The expected output is every entry, repeated exactly.

BEGIN

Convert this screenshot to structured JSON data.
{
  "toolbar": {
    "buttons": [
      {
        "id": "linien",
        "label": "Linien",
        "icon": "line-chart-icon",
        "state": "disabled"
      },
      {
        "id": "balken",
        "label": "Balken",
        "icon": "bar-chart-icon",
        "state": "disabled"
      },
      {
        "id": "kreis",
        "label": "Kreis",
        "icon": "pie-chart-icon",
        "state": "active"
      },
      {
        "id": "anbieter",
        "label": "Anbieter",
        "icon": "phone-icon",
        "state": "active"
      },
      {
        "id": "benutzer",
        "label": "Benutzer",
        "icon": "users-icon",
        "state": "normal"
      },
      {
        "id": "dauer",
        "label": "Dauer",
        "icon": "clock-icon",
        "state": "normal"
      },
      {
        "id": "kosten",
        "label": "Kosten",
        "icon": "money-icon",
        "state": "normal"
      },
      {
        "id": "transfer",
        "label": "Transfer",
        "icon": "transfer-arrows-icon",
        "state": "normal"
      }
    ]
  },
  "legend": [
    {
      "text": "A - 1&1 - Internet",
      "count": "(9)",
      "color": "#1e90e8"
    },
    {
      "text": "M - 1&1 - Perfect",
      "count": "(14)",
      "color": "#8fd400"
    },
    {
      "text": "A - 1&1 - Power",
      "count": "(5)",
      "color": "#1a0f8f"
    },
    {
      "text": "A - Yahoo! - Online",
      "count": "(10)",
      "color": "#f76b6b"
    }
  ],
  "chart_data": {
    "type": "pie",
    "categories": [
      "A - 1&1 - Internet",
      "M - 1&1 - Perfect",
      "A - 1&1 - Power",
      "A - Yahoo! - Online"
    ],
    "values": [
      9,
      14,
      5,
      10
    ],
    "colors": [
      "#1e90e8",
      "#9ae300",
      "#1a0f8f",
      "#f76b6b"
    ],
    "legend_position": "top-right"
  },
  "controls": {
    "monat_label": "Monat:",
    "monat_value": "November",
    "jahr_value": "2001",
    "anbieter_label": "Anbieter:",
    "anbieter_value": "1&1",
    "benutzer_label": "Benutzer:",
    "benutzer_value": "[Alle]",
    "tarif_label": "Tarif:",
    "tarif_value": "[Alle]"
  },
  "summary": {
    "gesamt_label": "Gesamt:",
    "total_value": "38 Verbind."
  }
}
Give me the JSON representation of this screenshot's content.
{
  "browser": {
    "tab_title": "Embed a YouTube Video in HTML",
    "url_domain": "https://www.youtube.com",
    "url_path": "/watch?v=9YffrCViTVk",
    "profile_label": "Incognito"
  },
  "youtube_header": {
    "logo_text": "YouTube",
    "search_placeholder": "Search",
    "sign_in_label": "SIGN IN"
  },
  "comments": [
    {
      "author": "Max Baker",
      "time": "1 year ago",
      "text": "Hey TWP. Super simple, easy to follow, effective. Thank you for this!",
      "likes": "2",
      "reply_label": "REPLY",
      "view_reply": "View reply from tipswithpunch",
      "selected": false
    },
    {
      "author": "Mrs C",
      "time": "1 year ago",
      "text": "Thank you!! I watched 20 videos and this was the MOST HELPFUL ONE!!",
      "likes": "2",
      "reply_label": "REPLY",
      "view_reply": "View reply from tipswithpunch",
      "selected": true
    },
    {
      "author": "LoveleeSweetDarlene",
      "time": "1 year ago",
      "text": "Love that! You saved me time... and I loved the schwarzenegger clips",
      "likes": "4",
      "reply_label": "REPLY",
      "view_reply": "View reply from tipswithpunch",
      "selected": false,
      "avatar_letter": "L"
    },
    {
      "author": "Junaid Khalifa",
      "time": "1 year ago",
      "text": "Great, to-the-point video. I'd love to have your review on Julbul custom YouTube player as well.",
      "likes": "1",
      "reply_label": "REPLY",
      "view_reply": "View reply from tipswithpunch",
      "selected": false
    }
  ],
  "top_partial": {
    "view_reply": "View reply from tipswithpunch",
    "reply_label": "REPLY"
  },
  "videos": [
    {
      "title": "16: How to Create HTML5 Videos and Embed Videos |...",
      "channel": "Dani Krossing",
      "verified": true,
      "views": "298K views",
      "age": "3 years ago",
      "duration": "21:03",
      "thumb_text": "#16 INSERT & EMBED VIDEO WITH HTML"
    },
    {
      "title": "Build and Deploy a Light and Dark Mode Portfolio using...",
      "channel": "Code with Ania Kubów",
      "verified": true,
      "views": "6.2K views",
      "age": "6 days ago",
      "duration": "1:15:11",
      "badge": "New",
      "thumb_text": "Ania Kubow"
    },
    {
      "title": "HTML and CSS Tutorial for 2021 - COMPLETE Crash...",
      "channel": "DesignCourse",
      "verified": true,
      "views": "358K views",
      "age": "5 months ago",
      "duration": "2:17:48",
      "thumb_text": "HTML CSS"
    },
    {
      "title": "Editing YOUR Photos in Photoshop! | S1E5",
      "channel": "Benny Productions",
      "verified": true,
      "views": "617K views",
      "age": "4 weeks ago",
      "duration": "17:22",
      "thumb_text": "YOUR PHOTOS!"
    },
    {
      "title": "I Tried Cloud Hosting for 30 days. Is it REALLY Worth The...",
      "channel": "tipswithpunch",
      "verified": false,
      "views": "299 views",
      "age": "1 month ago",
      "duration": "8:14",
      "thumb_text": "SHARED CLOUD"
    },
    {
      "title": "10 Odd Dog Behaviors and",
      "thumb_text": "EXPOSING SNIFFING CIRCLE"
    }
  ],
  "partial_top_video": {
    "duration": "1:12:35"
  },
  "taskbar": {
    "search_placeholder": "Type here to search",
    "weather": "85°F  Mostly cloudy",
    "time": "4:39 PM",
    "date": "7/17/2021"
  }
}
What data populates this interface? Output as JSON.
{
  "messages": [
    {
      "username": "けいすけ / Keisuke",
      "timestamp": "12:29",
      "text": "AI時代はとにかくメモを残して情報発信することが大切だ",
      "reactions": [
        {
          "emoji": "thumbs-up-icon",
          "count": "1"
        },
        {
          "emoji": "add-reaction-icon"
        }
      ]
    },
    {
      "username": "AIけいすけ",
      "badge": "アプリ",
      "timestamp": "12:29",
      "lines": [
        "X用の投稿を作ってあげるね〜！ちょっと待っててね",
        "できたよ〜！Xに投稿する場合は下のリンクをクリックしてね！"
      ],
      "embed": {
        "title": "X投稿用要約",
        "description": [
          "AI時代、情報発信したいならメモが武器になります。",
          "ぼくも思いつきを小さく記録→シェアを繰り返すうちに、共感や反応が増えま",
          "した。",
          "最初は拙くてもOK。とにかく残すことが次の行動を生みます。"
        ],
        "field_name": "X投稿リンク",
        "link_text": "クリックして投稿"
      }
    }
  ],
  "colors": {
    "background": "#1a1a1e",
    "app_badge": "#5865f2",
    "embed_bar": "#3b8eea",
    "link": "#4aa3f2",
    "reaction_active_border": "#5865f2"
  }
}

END

- **RESPONSE AREA**
Convert this screenshot to structured JSON data.
{
  "toolbar": {
    "buttons": [
      {
        "id": "linien",
        "label": "Linien",
        "icon": "line-chart-icon",
        "state": "disabled"
      },
      {
        "id": "balken",
        "label": "Balken",
        "icon": "bar-chart-icon",
        "state": "disabled"
      },
      {
        "id": "kreis",
        "label": "Kreis",
        "icon": "pie-chart-icon",
        "state": "active"
      },
      {
        "id": "anbieter",
        "label": "Anbieter",
        "icon": "phone-icon",
        "state": "active"
      },
      {
        "id": "benutzer",
        "label": "Benutzer",
        "icon": "users-icon",
        "state": "normal"
      },
      {
        "id": "dauer",
        "label": "Dauer",
        "icon": "clock-icon",
        "state": "normal"
      },
      {
        "id": "kosten",
        "label": "Kosten",
        "icon": "money-icon",
        "state": "normal"
      },
      {
        "id": "transfer",
        "label": "Transfer",
        "icon": "transfer-arrows-icon",
        "state": "normal"
      }
    ]
  },
  "legend": [
    {
      "text": "A - 1&1 - Internet",
      "count": "(9)",
      "color": "#1e90e8"
    },
    {
      "text": "M - 1&1 - Perfect",
      "count": "(14)",
      "color": "#8fd400"
    },
    {
      "text": "A - 1&1 - Power",
      "count": "(5)",
      "color": "#1a0f8f"
    },
    {
      "text": "A - Yahoo! - Online",
      "count": "(10)",
      "color": "#f76b6b"
    }
  ],
  "chart_data": {
    "type": "pie",
    "categories": [
      "A - 1&1 - Internet",
      "M - 1&1 - Perfect",
      "A - 1&1 - Power",
      "A - Yahoo! - Online"
    ],
    "values": [
      9,
      14,
      5,
      10
    ],
    "colors": [
      "#1e90e8",
      "#9ae300",
      "#1a0f8f",
      "#f76b6b"
    ],
    "legend_position": "top-right"
  },
  "controls": {
    "monat_label": "Monat:",
    "monat_value": "November",
    "jahr_value": "2001",
    "anbieter_label": "Anbieter:",
    "anbieter_value": "1&1",
    "benutzer_label": "Benutzer:",
    "benutzer_value": "[Alle]",
    "tarif_label": "Tarif:",
    "tarif_value": "[Alle]"
  },
  "summary": {
    "gesamt_label": "Gesamt:",
    "total_value": "38 Verbind."
  }
}
Give me the JSON representation of this screenshot's content.
{
  "browser": {
    "tab_title": "Embed a YouTube Video in HTML",
    "url_domain": "https://www.youtube.com",
    "url_path": "/watch?v=9YffrCViTVk",
    "profile_label": "Incognito"
  },
  "youtube_header": {
    "logo_text": "YouTube",
    "search_placeholder": "Search",
    "sign_in_label": "SIGN IN"
  },
  "comments": [
    {
      "author": "Max Baker",
      "time": "1 year ago",
      "text": "Hey TWP. Super simple, easy to follow, effective. Thank you for this!",
      "likes": "2",
      "reply_label": "REPLY",
      "view_reply": "View reply from tipswithpunch",
      "selected": false
    },
    {
      "author": "Mrs C",
      "time": "1 year ago",
      "text": "Thank you!! I watched 20 videos and this was the MOST HELPFUL ONE!!",
      "likes": "2",
      "reply_label": "REPLY",
      "view_reply": "View reply from tipswithpunch",
      "selected": true
    },
    {
      "author": "LoveleeSweetDarlene",
      "time": "1 year ago",
      "text": "Love that! You saved me time... and I loved the schwarzenegger clips",
      "likes": "4",
      "reply_label": "REPLY",
      "view_reply": "View reply from tipswithpunch",
      "selected": false,
      "avatar_letter": "L"
    },
    {
      "author": "Junaid Khalifa",
      "time": "1 year ago",
      "text": "Great, to-the-point video. I'd love to have your review on Julbul custom YouTube player as well.",
      "likes": "1",
      "reply_label": "REPLY",
      "view_reply": "View reply from tipswithpunch",
      "selected": false
    }
  ],
  "top_partial": {
    "view_reply": "View reply from tipswithpunch",
    "reply_label": "REPLY"
  },
  "videos": [
    {
      "title": "16: How to Create HTML5 Videos and Embed Videos |...",
      "channel": "Dani Krossing",
      "verified": true,
      "views": "298K views",
      "age": "3 years ago",
      "duration": "21:03",
      "thumb_text": "#16 INSERT & EMBED VIDEO WITH HTML"
    },
    {
      "title": "Build and Deploy a Light and Dark Mode Portfolio using...",
      "channel": "Code with Ania Kubów",
      "verified": true,
      "views": "6.2K views",
      "age": "6 days ago",
      "duration": "1:15:11",
      "badge": "New",
      "thumb_text": "Ania Kubow"
    },
    {
      "title": "HTML and CSS Tutorial for 2021 - COMPLETE Crash...",
      "channel": "DesignCourse",
      "verified": true,
      "views": "358K views",
      "age": "5 months ago",
      "duration": "2:17:48",
      "thumb_text": "HTML CSS"
    },
    {
      "title": "Editing YOUR Photos in Photoshop! | S1E5",
      "channel": "Benny Productions",
      "verified": true,
      "views": "617K views",
      "age": "4 weeks ago",
      "duration": "17:22",
      "thumb_text": "YOUR PHOTOS!"
    },
    {
      "title": "I Tried Cloud Hosting for 30 days. Is it REALLY Worth The...",
      "channel": "tipswithpunch",
      "verified": false,
      "views": "299 views",
      "age": "1 month ago",
      "duration": "8:14",
      "thumb_text": "SHARED CLOUD"
    },
    {
      "title": "10 Odd Dog Behaviors and",
      "thumb_text": "EXPOSING SNIFFING CIRCLE"
    }
  ],
  "partial_top_video": {
    "duration": "1:12:35"
  },
  "taskbar": {
    "search_placeholder": "Type here to search",
    "weather": "85°F  Mostly cloudy",
    "time": "4:39 PM",
    "date": "7/17/2021"
  }
}
What data populates this interface? Output as JSON.
{
  "messages": [
    {
      "username": "けいすけ / Keisuke",
      "timestamp": "12:29",
      "text": "AI時代はとにかくメモを残して情報発信することが大切だ",
      "reactions": [
        {
          "emoji": "thumbs-up-icon",
          "count": "1"
        },
        {
          "emoji": "add-reaction-icon"
        }
      ]
    },
    {
      "username": "AIけいすけ",
      "badge": "アプリ",
      "timestamp": "12:29",
      "lines": [
        "X用の投稿を作ってあげるね〜！ちょっと待っててね",
        "できたよ〜！Xに投稿する場合は下のリンクをクリックしてね！"
      ],
      "embed": {
        "title": "X投稿用要約",
        "description": [
          "AI時代、情報発信したいならメモが武器になります。",
          "ぼくも思いつきを小さく記録→シェアを繰り返すうちに、共感や反応が増えま",
          "した。",
          "最初は拙くてもOK。とにかく残すことが次の行動を生みます。"
        ],
        "field_name": "X投稿リンク",
        "link_text": "クリックして投稿"
      }
    }
  ],
  "colors": {
    "background": "#1a1a1e",
    "app_badge": "#5865f2",
    "embed_bar": "#3b8eea",
    "link": "#4aa3f2",
    "reaction_active_border": "#5865f2"
  }
}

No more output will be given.